Additionally, the Australian government-owned Export Finance Australia will establish a US$200 million capital financing facility for energy transition projects in partnership with PT Perusahaan Listrik Negara, the Indonesian government-owned energy company.
The leaders also welcomed a critical minerals investment plan of action between the Western Australian government and Indonesia’s Chamber of Commerce and Industry, aiming to develop resilient and sustainable supply chains, prioritize environmental and social governance, and cultivate a skilled workforce.
Moreover, the Australian Prime Minister announced that three Australian universities – Western Sydney University, Deakin University, and Central Queensland University – would set up campuses in Indonesia, furthering educational and research collaboration between the two countries.
As part of the bilateral agreements, Australia would extend the duration of business visas for Indonesians from three to five years and offer eligibility for the frequent traveler visa, granting a 10-year visa validity.
Wednesday marked the third anniversary of the Australia-Indonesia free trade agreement, with the bilateral trade in goods and services reaching $23.3 billion in 2022.

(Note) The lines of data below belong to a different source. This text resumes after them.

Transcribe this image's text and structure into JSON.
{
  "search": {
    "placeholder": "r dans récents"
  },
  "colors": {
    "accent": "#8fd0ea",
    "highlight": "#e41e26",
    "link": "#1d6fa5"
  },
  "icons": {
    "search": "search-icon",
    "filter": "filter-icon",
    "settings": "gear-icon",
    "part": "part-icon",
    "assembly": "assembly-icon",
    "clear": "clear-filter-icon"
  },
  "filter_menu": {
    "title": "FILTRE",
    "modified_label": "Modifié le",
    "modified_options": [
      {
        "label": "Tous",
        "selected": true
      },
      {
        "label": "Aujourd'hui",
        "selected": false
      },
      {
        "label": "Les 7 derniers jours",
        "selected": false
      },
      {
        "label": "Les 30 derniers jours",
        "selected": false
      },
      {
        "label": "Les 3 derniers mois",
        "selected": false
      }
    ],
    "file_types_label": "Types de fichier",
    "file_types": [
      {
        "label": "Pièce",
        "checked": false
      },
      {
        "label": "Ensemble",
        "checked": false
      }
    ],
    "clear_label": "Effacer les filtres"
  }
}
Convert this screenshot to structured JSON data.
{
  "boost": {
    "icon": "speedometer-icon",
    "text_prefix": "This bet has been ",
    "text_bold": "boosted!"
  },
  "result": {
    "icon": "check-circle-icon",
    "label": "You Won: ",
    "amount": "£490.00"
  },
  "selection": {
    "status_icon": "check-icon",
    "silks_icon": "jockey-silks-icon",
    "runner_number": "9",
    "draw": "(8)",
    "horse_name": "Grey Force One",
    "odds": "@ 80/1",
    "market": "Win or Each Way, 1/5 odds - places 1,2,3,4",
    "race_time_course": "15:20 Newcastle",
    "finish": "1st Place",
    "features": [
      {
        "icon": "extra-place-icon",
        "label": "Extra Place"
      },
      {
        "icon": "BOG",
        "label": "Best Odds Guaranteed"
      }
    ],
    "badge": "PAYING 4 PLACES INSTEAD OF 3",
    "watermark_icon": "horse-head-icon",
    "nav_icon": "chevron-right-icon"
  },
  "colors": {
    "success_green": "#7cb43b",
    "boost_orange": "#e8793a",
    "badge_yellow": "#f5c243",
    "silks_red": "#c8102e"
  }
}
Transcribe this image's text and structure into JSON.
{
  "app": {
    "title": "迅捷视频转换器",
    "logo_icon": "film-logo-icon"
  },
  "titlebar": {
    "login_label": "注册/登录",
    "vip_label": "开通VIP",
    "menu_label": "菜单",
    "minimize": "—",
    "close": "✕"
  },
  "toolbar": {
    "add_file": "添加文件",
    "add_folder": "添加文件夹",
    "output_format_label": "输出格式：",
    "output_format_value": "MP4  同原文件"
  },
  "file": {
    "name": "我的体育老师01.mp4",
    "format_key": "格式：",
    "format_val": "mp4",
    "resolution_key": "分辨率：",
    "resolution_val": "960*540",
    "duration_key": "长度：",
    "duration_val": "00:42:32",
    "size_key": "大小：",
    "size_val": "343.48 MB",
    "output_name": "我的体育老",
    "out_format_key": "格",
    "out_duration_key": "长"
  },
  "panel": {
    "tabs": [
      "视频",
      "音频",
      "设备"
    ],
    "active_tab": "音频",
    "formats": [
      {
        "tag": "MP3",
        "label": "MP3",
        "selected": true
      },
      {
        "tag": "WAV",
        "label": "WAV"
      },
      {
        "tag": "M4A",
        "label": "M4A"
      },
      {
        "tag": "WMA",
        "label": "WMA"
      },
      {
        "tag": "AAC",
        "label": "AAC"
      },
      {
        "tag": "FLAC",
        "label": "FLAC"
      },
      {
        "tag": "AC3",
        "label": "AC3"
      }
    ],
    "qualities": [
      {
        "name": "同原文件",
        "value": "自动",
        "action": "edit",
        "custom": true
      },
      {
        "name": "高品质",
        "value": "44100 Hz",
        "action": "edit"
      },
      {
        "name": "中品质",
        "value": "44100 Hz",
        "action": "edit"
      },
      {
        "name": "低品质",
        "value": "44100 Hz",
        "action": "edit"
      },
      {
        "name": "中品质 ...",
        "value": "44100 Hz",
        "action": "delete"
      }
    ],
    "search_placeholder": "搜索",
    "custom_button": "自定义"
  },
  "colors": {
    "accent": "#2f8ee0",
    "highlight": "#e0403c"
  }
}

President Widodo is scheduled to visit Australia again in March 2024 during the ASEAN Summit hosted by Australia, fostering ongoing diplomatic and economic cooperation between the two neighboring nations.